Robert Reich: All flat-tax proposals benefit the rich more than the poor for one simple reason: Today’s tax code is still at least moderately progressive. The rich usually pay a higher percent of their incomes in income taxes than do the poor. A flat tax would eliminate that slight progressivity.
Ellen Brown: California, like North Dakota, is resource-rich. A state-owned bank will allow it to capitalize on its resources to full advantage, by providing the credit needed to realize its potential.
Mario Rivas: Bell will forever stand as a stark reality of what can happen when too much trust and power are given to small government in the hands of the corrupt.
Should the U.S. government be building more nuclear weapons? Residents of Kansas City, Missouri, don’t appear to think so, for they are engaged in a bitter fight against the construction of a new nuclear weapons plant in their community. The massive plant, 1.5 million square feet in size, is designed to replace an earlier version, […]
Craig Williams: The best cure for California’s budget problems might be a big statewide tax reform campaign based on the commercial property tax legislation proposed by the progressive organization Cal Tax Reform (CTR) and sponsored by Assembly member Tom Aminao.
Seth Hoy: One of the biggest myths perpetuated by restrictionist groups is that the roughly 12 million unauthorized immigrants currently living in the U.S. use a variety of public services yet paying nothing in taxes.
Robert Reich: It’s tax time. It’s also a time when right-wing Republicans are setting the agenda for massive spending cuts that will hurt most Americans.
Walter G. Moss: Florida’s new governor, Rick Scott, is demonstrating why most of us who consider ourselves progressives dislike the politics of Tea-Party-backed candidates. For many of us, compassion and empathy are central political values, and Scott’s first budget proposal, unveiled on February 7th, reflects little of either value.
Diane Lefer: Why does it matter? This year, once again, California not only failed to pass a budget by the deadline but delayed it longer than at any other time in our history, causing chaos and hardship for vendors, employees, and municipalities while harming our credit with rating agencies and raising the interest we pay.
Adam Eran: So the origin of California’s tax reductions, and even its current budget deficit, is arguably oil price inflation. If we want a stable economy, and government without deficits, we need to stop kidding ourselves that spending is a the root our budget problems, and attend to our energy addiction.

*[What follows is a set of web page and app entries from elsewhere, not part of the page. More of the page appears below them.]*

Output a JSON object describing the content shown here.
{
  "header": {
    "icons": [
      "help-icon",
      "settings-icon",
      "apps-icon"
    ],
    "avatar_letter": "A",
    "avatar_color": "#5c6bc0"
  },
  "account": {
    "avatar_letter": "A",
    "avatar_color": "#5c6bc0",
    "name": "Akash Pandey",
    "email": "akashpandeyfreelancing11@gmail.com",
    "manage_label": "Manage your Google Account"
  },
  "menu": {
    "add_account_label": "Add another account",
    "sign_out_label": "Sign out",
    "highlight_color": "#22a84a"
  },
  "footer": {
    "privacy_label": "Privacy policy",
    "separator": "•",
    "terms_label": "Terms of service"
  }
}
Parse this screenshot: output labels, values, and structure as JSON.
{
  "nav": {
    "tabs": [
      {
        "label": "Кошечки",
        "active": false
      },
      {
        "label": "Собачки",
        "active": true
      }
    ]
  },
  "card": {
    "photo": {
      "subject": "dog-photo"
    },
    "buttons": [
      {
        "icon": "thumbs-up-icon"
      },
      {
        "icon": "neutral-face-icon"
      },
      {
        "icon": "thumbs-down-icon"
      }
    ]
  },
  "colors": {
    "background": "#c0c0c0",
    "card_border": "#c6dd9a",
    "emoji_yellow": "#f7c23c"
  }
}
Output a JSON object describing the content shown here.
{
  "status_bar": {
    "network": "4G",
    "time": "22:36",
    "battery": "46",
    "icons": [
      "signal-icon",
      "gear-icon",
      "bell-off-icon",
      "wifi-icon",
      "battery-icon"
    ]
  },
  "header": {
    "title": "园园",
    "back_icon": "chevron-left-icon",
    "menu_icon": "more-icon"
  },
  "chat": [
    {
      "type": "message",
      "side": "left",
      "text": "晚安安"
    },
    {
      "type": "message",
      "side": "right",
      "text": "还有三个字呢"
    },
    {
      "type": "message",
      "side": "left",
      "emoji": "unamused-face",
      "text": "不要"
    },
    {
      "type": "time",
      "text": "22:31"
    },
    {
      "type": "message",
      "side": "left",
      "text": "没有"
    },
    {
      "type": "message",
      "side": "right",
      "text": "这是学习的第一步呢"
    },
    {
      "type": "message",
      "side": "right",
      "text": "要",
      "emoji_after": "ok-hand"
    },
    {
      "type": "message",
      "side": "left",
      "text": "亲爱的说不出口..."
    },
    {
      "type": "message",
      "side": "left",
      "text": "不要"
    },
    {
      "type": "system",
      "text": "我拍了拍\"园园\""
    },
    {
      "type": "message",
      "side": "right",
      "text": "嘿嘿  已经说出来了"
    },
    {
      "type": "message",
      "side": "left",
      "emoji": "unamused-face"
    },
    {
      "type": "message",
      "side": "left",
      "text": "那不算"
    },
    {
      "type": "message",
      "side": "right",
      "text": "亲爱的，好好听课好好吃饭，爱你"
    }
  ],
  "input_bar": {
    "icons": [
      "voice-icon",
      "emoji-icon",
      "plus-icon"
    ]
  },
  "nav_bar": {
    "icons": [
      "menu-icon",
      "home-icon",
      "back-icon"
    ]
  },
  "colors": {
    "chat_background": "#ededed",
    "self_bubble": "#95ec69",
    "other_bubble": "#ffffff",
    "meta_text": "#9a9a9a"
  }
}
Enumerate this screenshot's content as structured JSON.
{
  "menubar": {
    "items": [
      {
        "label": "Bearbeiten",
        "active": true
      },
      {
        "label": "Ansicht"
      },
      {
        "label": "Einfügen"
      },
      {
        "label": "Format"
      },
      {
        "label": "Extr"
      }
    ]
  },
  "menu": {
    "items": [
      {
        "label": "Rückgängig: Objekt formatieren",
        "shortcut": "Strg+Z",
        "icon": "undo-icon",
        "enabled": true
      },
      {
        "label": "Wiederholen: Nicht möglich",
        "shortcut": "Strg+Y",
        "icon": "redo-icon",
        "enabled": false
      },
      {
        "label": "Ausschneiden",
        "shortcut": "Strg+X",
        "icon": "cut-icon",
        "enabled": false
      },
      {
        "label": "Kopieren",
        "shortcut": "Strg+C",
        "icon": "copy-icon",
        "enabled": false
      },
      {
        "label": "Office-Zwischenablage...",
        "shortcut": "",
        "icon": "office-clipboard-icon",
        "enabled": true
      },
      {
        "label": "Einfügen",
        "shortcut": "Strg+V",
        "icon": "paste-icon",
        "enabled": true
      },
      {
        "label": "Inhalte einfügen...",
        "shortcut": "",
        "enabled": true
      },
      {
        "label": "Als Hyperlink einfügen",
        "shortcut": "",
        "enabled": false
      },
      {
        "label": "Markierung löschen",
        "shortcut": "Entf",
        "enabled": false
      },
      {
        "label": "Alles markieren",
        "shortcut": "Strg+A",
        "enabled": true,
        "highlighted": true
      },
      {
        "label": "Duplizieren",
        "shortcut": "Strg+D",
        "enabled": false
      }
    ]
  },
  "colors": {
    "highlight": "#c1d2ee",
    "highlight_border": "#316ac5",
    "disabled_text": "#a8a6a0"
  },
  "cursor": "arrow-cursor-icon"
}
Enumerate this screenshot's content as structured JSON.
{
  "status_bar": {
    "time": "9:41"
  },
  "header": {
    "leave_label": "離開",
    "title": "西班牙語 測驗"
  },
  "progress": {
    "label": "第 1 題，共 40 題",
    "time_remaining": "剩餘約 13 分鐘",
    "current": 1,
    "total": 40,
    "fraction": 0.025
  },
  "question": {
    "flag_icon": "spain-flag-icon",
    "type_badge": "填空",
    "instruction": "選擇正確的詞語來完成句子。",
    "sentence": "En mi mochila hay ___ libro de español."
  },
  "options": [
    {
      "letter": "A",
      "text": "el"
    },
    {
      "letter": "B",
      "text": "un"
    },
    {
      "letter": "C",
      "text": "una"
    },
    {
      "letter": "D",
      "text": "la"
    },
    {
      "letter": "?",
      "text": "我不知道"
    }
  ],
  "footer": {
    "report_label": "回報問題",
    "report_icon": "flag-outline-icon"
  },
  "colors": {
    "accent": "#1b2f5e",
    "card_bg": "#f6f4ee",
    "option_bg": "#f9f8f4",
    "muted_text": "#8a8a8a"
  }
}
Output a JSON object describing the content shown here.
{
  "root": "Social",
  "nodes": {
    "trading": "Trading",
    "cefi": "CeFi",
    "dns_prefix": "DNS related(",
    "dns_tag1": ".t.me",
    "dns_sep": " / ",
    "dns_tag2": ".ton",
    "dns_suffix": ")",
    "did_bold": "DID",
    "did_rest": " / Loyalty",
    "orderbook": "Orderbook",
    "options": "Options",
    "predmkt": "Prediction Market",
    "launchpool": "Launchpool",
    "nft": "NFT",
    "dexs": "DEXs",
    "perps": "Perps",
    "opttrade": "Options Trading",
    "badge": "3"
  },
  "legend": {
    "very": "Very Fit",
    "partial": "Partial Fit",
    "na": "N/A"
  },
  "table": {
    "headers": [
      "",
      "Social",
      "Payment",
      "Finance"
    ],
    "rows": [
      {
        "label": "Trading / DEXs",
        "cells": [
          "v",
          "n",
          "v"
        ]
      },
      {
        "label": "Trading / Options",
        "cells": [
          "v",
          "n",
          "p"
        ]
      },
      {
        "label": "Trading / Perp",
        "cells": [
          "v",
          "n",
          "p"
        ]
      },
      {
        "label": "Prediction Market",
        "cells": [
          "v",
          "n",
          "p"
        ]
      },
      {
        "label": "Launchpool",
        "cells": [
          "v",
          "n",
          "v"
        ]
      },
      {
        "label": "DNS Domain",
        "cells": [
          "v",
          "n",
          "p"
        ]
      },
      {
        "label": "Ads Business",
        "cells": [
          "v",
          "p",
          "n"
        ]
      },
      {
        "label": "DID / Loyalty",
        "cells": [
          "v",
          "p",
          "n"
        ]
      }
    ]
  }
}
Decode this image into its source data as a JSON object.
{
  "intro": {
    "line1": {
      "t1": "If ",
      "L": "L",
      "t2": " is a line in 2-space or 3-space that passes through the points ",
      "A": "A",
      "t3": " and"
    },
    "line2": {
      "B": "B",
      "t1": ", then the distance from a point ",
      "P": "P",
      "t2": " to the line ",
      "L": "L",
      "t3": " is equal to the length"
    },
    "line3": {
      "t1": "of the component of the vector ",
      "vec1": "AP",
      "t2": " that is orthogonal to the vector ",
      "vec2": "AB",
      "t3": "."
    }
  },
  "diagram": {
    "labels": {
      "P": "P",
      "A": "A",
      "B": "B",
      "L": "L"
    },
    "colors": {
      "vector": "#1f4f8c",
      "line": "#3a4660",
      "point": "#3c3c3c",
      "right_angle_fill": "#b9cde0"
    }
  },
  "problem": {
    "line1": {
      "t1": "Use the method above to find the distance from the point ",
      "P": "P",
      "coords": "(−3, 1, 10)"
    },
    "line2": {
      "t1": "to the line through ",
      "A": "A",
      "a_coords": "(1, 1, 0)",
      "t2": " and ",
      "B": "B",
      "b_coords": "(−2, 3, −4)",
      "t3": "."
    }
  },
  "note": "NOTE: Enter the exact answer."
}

Marian Wang: More revelations in the city of Bell overpaid officials controversy. On top of it all, the state has found that Bell illegally raised property taxes. Legislators are considering plans to refund some $2.9 million to residents.